As you read the words below, replace “George W. Bush” with “Donald Trump” and you’ll be surprised (or maybe not so much) at how many parallels there are.


HELP ME, I LIVE IN A ROGUE STATE!

This is for all the patriots who disagree with our President. This is for all the people around the world who disagree with our President. This is an apology.

I don’t believe in George W. Bush. I didn’t vote for him. I don’t think that makes my opinion invalid.

I oppose what he’s doing in Iraq and to the world not only because it’s unjust and unjustified, but also because I didn’t vote for him, and neither did half of the American population who voted. Have we forgotten that? The only reason he’s in office is because of the rules of the electoral college, he lost the popular vote. And in an age in which only 30% of americans vote, period (and that’s a generous estimate), whose President is George W. Bush, other than George W. Bush’s? He’s certainly not the American President. In a democracy, the person chosen to lead the country is selected by a majority. That does not mean a majority of those who turn their ballots in, that means a majority of the country. Our country has become so alienated and disenchanted by the American government, that we don’t feel like what we say, think, or do matters to our local representatives, senators, President. And it probably doesn’t. Why should we be surprised that America is going to war despite the fact that most of the world opposes us, the United Nations oppose us, and a huge number of Americans oppose the war, too? Did we expect anything better from a man who didn’t even win the American people’s vote?

Several months ago, there was talk about Iraq being a “rogue state”. What does that mean? That Saddam Hussein is a tyrant, winning his people over through fear, propaganda, and force? How is that different from our President? Who are we to say who is a rogue, who is an outlaw, and who isn’t? Aren’t we the outlaws of the world? With so many Americans lining the streets protesting against this war, how can our President say “i respectfully disagree”? Isn’t it his job to do that which reflects the voice of his people?

I live in a rogue state. I live in a country where my leader was not democratically elected, whose decisions do not represent the opinions of his people, who uses the media and advertising to terrorize and terrify his own people into believing that there is no other choice but to follow him. George Bush may not have planned the events of September 11th, but he’s certainly capitalizing off of them. I live in a country where if I’m not with President Bush, I’m with the terrorists. I guess that means I’m with the terrorists.

I live in a rogue state.
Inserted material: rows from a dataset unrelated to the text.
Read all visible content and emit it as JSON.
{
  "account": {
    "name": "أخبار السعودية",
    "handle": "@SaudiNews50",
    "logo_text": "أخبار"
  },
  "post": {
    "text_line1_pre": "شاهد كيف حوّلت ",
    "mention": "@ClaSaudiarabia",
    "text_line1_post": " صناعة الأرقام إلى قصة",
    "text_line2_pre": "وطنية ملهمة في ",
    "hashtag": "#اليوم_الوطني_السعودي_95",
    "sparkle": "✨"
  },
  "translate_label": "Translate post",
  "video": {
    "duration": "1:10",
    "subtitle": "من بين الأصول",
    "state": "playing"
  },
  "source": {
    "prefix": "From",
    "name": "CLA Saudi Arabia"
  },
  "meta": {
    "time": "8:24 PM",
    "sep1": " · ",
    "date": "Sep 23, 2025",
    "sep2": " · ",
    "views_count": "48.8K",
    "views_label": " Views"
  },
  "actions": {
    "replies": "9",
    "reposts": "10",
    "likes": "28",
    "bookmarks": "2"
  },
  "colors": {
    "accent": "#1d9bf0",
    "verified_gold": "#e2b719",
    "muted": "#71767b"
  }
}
Just because we disagree with the President does not mean we are treasonous. Democracy means people have opposing views. We are patriots because we care about our country and care what happens to it, and we care about the world, and the effects of what our country is doing to it. We are patriots because we disagree. that is our right, our privilege as Americans.